Having a Rainy Day Fund, But Not Knowing How to Spend It
Some states have millions in savings that they don't know when or how to use. A new report suggests ways to better manage their money.
As state lawmakers head into the budget-writing season, some will face the unpleasant task of figuring out how to fill projected shortfalls. In most cases, that conversation will include a debate on whether to withdraw cash from the state’s rainy day fund.
Some states count on their rainy day savings during recessions to limit budget cuts, while others strive to put away enough savings to avoid cuts altogether. But many states lack clear guidance about when to take money out of rainy day accounts, for what purposes and how much.
Rainy day funds have been around for decades. Among the 46 states that have them, only half have laws that clearly express what they're seeking to achieve with them, according to a recent Pew Charitable Trusts report. Two states -- Wyoming and Kentucky -- lack any statutory or constitutional direction about their purpose or proper use.
That means legislators have to argue each time finances become a problem.
In Wyoming, for example, the state is facing a projected $300 million shortfall due to declining energy revenues. Tapping the $1.8 billion rainy day fund is a potential solution, but some lawmakers are wary about relying on a one-time infusion to plug a revenue hole that could remain a problem for years to come. With no set policies in place, the discussion about whether to take money out or tap other funds first will take up a considerable amount of time.

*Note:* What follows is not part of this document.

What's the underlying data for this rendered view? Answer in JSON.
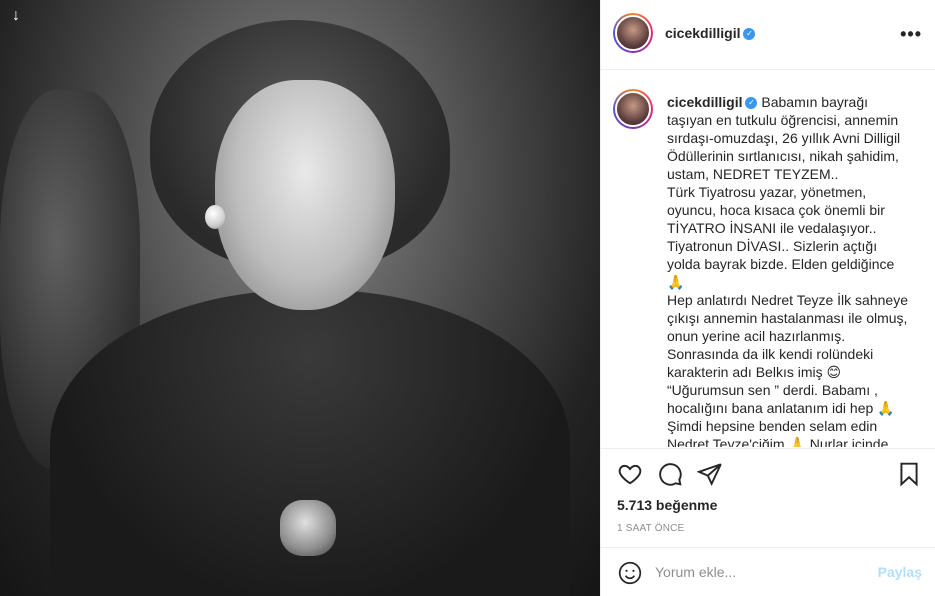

“There is no consensus on financing the deficit cash flow of the state for the next three years,” said state Rep. Michael Madden, who co-chairs the Revenue Committee.
In Texas, lawmakers have been arguing about how best to use the $7.5 billion rainy day fund, an amount equivalent to 15 percent of the state’s general fund expenditures. With lawmakers also looking to take on issues such as improving water and transportation infrastructure and reducing the state’s total amount of outstanding debt, they've been divided over whether the current level of reserves is sufficient or excessive.

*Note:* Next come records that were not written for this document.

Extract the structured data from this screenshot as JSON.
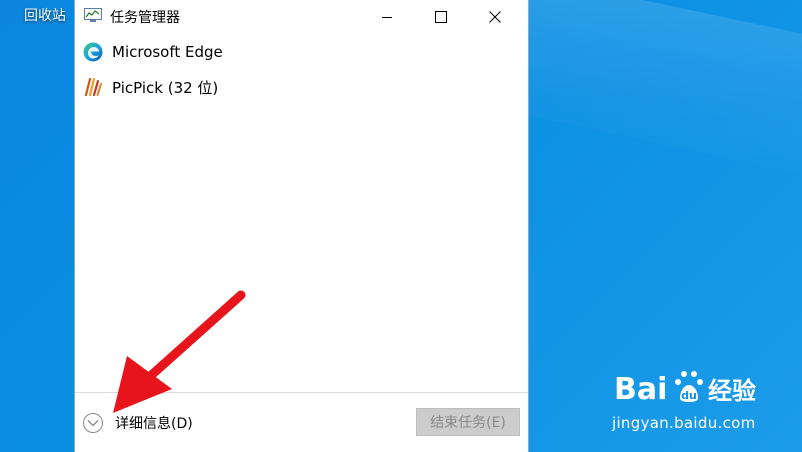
{
  "desktop": {
    "recycle_bin_label": "回收站",
    "background_color": "#0a8fe2"
  },
  "window": {
    "title": "任务管理器",
    "icon": "task-manager-icon",
    "controls": {
      "minimize_icon": "minimize-icon",
      "maximize_icon": "maximize-icon",
      "close_icon": "close-icon"
    },
    "apps": [
      {
        "label": "Microsoft Edge",
        "icon": "edge-icon"
      },
      {
        "label": "PicPick (32 位)",
        "icon": "picpick-icon"
      }
    ],
    "footer": {
      "details_label": "详细信息(D)",
      "details_icon": "chevron-down-icon",
      "end_task_label": "结束任务(E)"
    }
  },
  "annotation": {
    "arrow_color": "#e8141b"
  },
  "watermark": {
    "logo_text": "Baidu经验",
    "url": "jingyan.baidu.com"
  }
}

“It’s become a surprisingly emotional issue in the political debate,” Dale Craymer, a former legislative aide who was involved in establishing the Texas fund in 1987, told Pew. “The last two sessions, the rainy day fund has taken on this sacred nature that was never really intended. It was intended as a management tool.”
Many states' statutes say rainy day funds should help stabilize revenue during economic recessions; a few are more explicit. Virginia’s Constitution, for example, says state leaders can use the fund to cover no more than 50 percent of a shortfall in a fiscal year. Thus, the policy also requires lawmakers to make spending cuts or tax changes to balance the budget during periods of revenue decline.
The rules that do guide the use of rainy day funds are sometimes seemingly arbitrary. In particular, savings targets for the funds have typically been a percentage of the state’s spending that's politically palatable. During the growth years of the mid-2000s, 21 states hit their savings targets and then stopped putting money away. That resulted “in most of those states relying more heavily on spending cuts and tax increases to balance their budgets during and after the Great Recession," according to Pew.
Pew recommends that states define the purposes of their rainy day funds more clearly and suggests that policymakers study their state’s patterns of financial volatility to anticipate how much revenues could drop in a downturn. Such information would help them determine how much they'll want to rely on rainy day accounts to offset shortfalls.
Minnesota’s rainy day fund policy, according to the report, is a model worth replicating. It's one of just four states that requires periodic evaluations to make sure its savings targets actually reflect the state’s revenue volatility. It's also the only state to determine its risk tolerance -- that is, the tolerance policymakers have for not fully covering a potential shortfall, which affects how much the state should save. Minnesota’s current savings target is the amount deemed necessary to cover 90 percent of all possible downturn scenarios.
Establishing this type of policy is difficult and will still require compromise.
Connecticut, for example, established new rules for its rainy day fund last year to require automatic deposits whenever the most volatile tax streams -- personal and corporate income -- produce revenue above historic norms. It will also raise the fund’s target to 15 percent of net general fund appropriations. But in order for the bill to get through the legislature, implementation was put off until 2020.
Still, helping a state institutionalize its own buffer against downturns is time well-spent, says Brenna Erford, co-author of the Pew study.
"Of course it's not easy to agree on a purpose for the fund," she said. "But once you have an agreed-upon purpose, the question isn't, 'Should we or shouldn't we?' The debate then becomes, 'Are we now in a scenario where the fund is in play?'"